Ketchum dentist Dr. Jim Hodge and his wife, Sheri, recently volunteered for five days in Guatemala attending to the dental needs of Mayan and Hispanic people who live beyond the reaches of modern health care.
Their trip to Central America took them to a rural community near the east coast of Guatemala, far from the state-of-the-art conveniences of Ketchum, where Hodge, 67, has been practicing dentistry since 1990.
The Hodges were invited by longtime friend and dental school classmate Ronald Faia, a Carmel, Calif., dentist and organizer of International Health Emissaries, a nonprofit organization formed to provide health care to indigenous people around the world. The organization plugs in volunteers like the Hodges with local clinics and schools in Guatemala, Cambodia, Argentina and Peru.
"I've been asking Ron to take me for 20 years and he finally said, 'Lets go to Guatemala,'" Hodge said.
"It was challenging under the conditions. It was no picnic. In Ketchum we do the most beautiful dentistry we can with the best supplies we can get. We did not have the best equipment or supplies, but we were working under some of the more luxurious of Third World situations."
The Hodges joined two other dentists and their spouses in a rural area on the Rio Dulce, a five-hour drive from Guatemala City. They worked out of an established clinic, and spent nights in thatched-roof huts along the water.
Sheri helped organize donations of shoes and clothing for the villagers, who came by boat from villages along the river. The shoes and clothing were dispensed as rewards for having come to the clinic for treatment.
The patients were also given instruction on maintaining good dental hygiene.
"The younger generation is making changes in terms of dental health," Hodge said.
Hodge said challenges to dental health in Guatemala include the sugar in soft drinks and other dietary problems.
"In our world there is flouride in our city water supplies and in our toothpaste," he said.
In five days, the dentists and their helpers treated about 150 patients, extracting teeth, filling cavities and in some cases performing root canals.
"There were amazingly few infections," Hodge said. "They were great patients. They were grateful, but not demonstrably so. They came out of the jungle in pain and had to wait a few hours to be seen."
Hodge said the donated procedures would have cost about $70,000 in Ketchum, but in Guatemala the rewards were other than financial.

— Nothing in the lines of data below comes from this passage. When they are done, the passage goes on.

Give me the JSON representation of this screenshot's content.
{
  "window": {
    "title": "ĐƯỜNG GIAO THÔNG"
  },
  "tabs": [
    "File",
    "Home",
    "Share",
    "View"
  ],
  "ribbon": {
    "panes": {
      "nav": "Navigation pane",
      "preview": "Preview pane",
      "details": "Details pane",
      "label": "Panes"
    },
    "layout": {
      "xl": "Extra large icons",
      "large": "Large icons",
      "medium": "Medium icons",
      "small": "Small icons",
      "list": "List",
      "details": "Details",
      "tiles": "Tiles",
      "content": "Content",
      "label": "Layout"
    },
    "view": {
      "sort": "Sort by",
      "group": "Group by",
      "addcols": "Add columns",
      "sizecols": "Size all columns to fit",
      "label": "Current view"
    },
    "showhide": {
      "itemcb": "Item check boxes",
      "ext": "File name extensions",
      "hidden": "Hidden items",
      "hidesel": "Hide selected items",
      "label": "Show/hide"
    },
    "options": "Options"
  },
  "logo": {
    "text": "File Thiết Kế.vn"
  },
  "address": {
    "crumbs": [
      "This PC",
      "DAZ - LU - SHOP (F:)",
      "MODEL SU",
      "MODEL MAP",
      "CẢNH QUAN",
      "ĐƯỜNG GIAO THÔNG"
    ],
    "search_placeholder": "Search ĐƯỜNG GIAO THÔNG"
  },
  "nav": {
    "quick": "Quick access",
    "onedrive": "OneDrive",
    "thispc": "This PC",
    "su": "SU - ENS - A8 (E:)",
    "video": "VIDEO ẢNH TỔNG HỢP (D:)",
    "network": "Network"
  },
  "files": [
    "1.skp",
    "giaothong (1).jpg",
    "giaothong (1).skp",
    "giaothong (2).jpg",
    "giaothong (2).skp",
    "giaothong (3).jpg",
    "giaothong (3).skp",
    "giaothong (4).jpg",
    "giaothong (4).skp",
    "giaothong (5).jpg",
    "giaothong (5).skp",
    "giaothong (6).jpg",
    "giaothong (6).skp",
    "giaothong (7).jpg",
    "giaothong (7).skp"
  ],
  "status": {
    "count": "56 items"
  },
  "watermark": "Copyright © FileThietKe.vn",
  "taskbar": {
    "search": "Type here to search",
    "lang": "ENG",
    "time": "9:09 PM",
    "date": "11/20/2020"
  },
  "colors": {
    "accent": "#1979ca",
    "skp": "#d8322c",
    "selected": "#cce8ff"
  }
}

"It's rewarding to know you have helped someone improve their lives and their health, knowing that you have brought something to them they may have not been able to get otherwise," he said.
Tony Evans: email@example.com